● EXERCISE PROMPT:
Copy each line that includes the string "title" from the material into your answer.

● ENTRIES SHOWN:
○ ○ ○ ○
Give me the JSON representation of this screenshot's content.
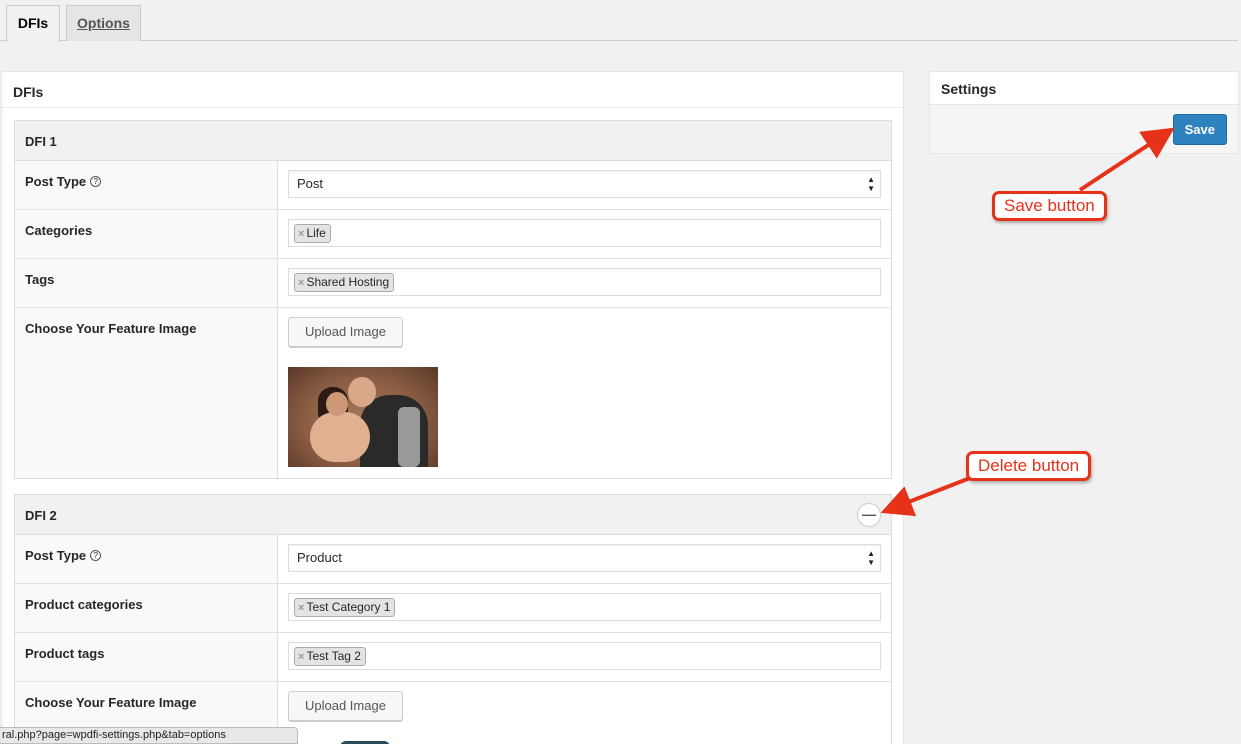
{
  "tabs": [
    {
      "label": "DFIs",
      "active": true
    },
    {
      "label": "Options",
      "active": false
    }
  ],
  "panel": {
    "title": "DFIs"
  },
  "dfi1": {
    "title": "DFI 1",
    "post_type_label": "Post Type",
    "post_type_value": "Post",
    "categories_label": "Categories",
    "categories": [
      "Life"
    ],
    "tags_label": "Tags",
    "tags": [
      "Shared Hosting"
    ],
    "image_label": "Choose Your Feature Image",
    "upload_label": "Upload Image"
  },
  "dfi2": {
    "title": "DFI 2",
    "post_type_label": "Post Type",
    "post_type_value": "Product",
    "categories_label": "Product categories",
    "categories": [
      "Test Category 1"
    ],
    "tags_label": "Product tags",
    "tags": [
      "Test Tag 2"
    ],
    "image_label": "Choose Your Feature Image",
    "upload_label": "Upload Image",
    "delete_symbol": "—"
  },
  "settings": {
    "title": "Settings",
    "save_label": "Save"
  },
  "annotations": {
    "save": "Save button",
    "delete": "Delete button",
    "color": "#e53219"
  },
  "chip_remove": "×",
  "help_symbol": "?",
  "select_arrows": "▲▼",
  "status_url": "ral.php?page=wpdfi-settings.php&tab=options",
  "colors": {
    "primary_button": "#2e82c0",
    "annotation": "#e53219",
    "background": "#f1f1f1"
  }
}
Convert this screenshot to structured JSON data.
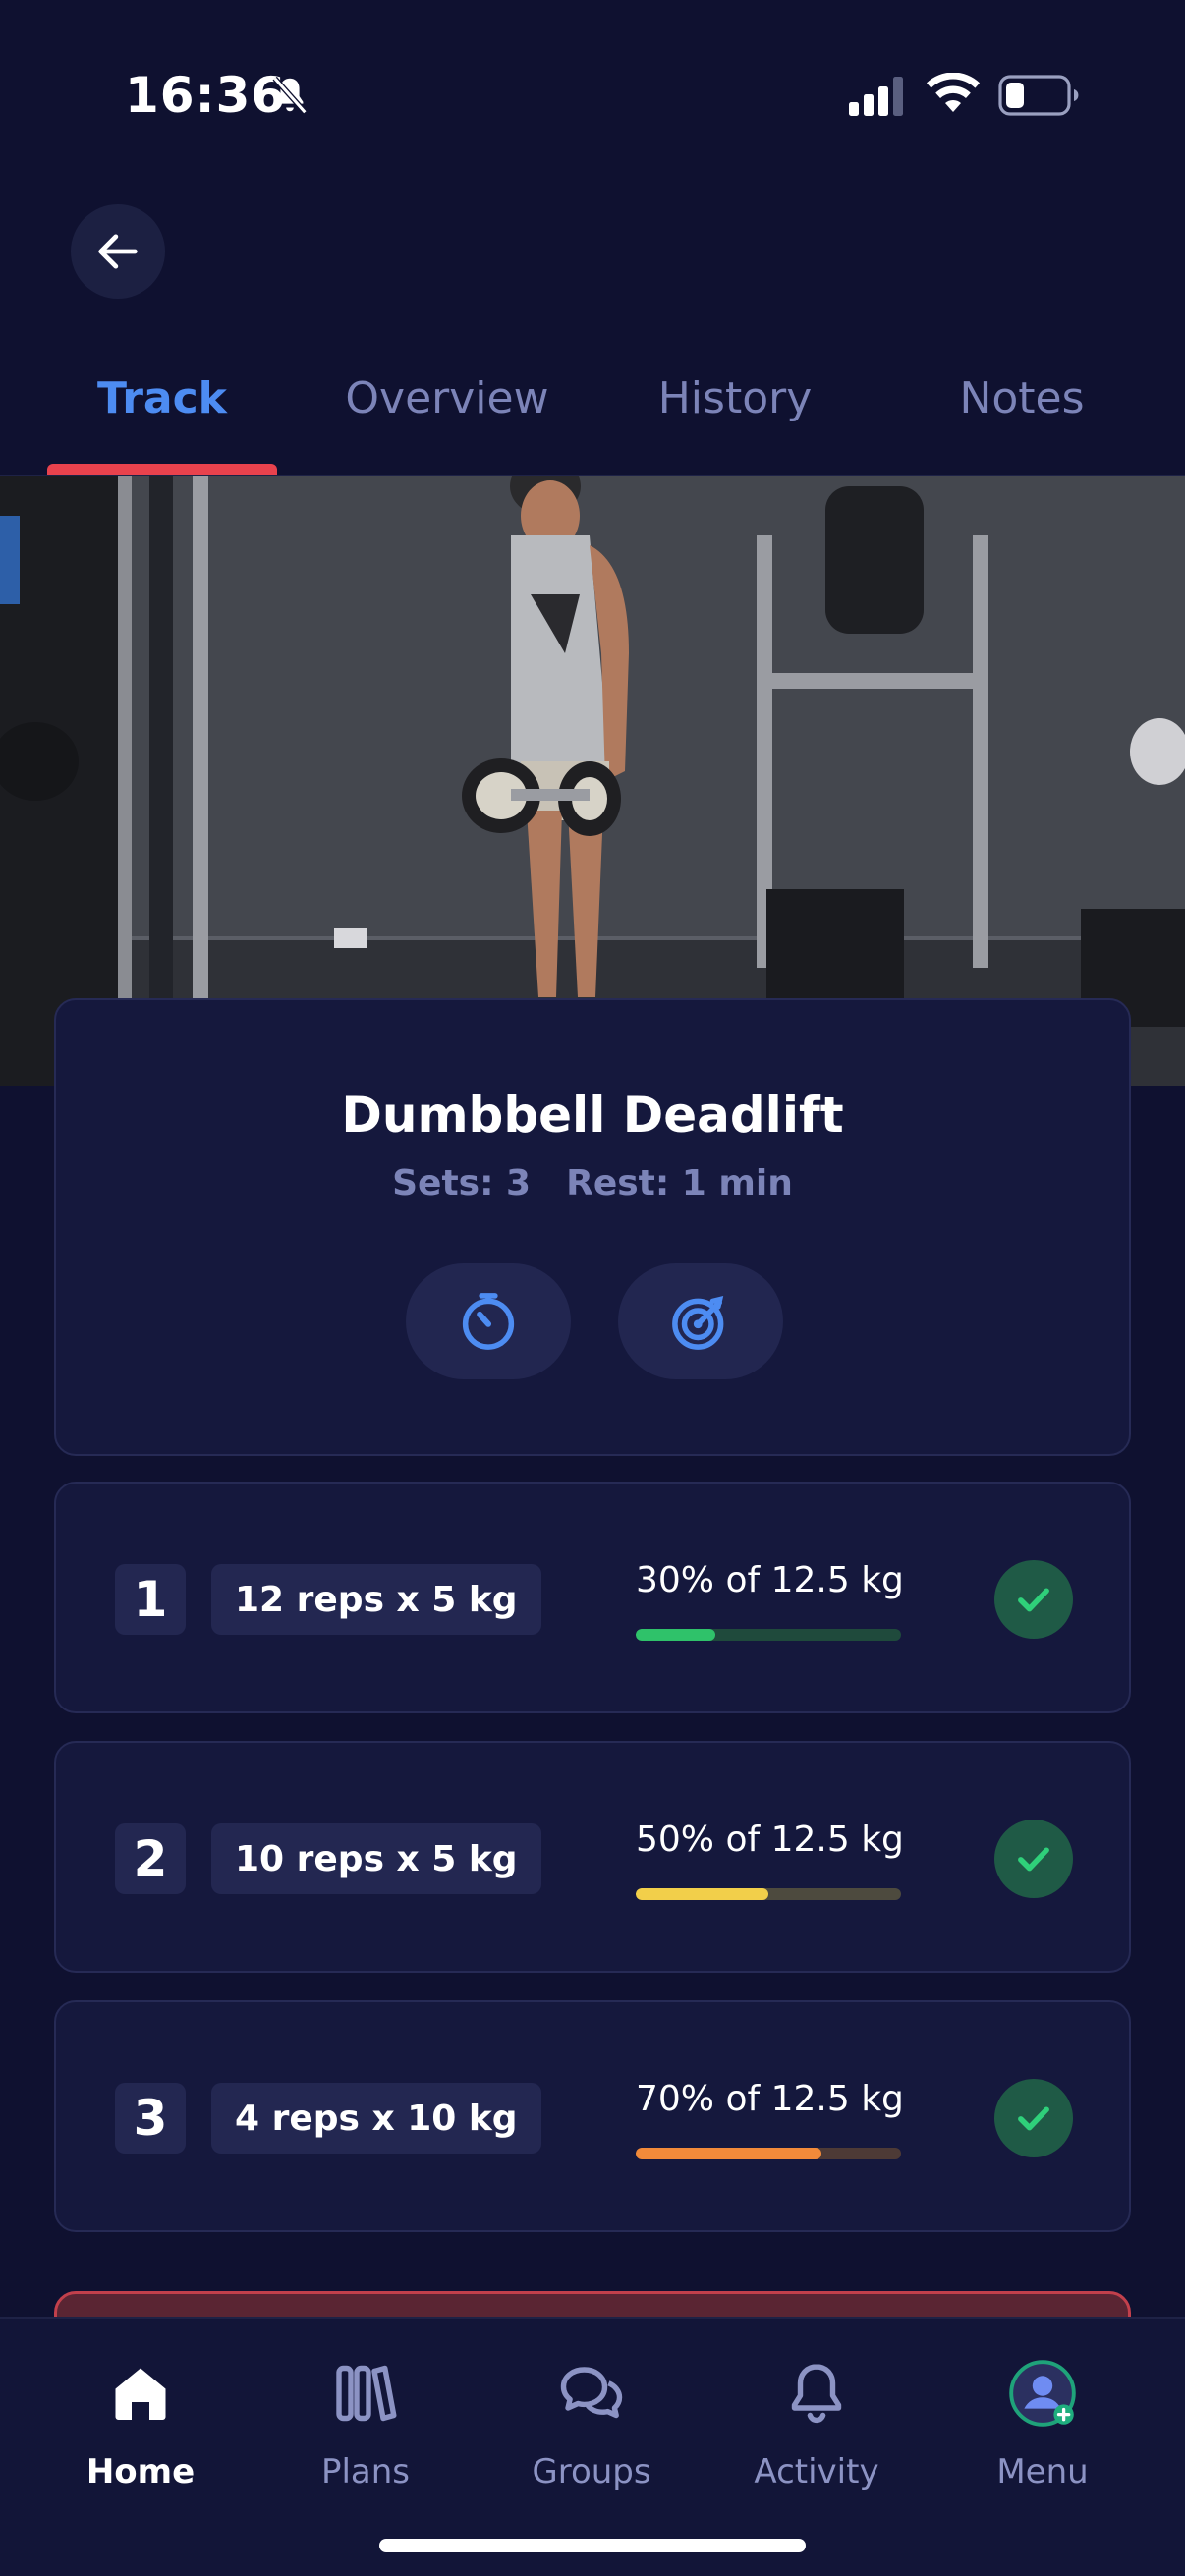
{
  "status": {
    "time": "16:36"
  },
  "tabs": [
    {
      "label": "Track"
    },
    {
      "label": "Overview"
    },
    {
      "label": "History"
    },
    {
      "label": "Notes"
    }
  ],
  "exercise": {
    "title": "Dumbbell Deadlift",
    "sets_text": "Sets: 3",
    "rest_text": "Rest: 1 min"
  },
  "sets": [
    {
      "number": "1",
      "label": "12 reps x 5 kg",
      "percent_text": "30% of 12.5 kg",
      "progress": 0.3,
      "bar_color": "#2fc26a",
      "track_color": "#1f4a3c",
      "completed": true
    },
    {
      "number": "2",
      "label": "10 reps x 5 kg",
      "percent_text": "50% of 12.5 kg",
      "progress": 0.5,
      "bar_color": "#f2cf4a",
      "track_color": "#4d4a3e",
      "completed": true
    },
    {
      "number": "3",
      "label": "4 reps x 10 kg",
      "percent_text": "70% of 12.5 kg",
      "progress": 0.7,
      "bar_color": "#f28a3a",
      "track_color": "#4d3a36",
      "completed": true
    }
  ],
  "nav": [
    {
      "label": "Home",
      "icon": "home-icon"
    },
    {
      "label": "Plans",
      "icon": "plans-icon"
    },
    {
      "label": "Groups",
      "icon": "groups-icon"
    },
    {
      "label": "Activity",
      "icon": "bell-icon"
    },
    {
      "label": "Menu",
      "icon": "avatar-icon"
    }
  ],
  "colors": {
    "background": "#0f1130",
    "accent": "#4d8cf2",
    "tab_indicator": "#e9424d",
    "card": "#15183d"
  }
}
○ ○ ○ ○
● THE COMPLETED TASK:
    "title": "DFIs"
    "title": "DFI 1",
    "title": "DFI 2",
    "title": "Settings",
    "title": "Dumbbell Deadlift",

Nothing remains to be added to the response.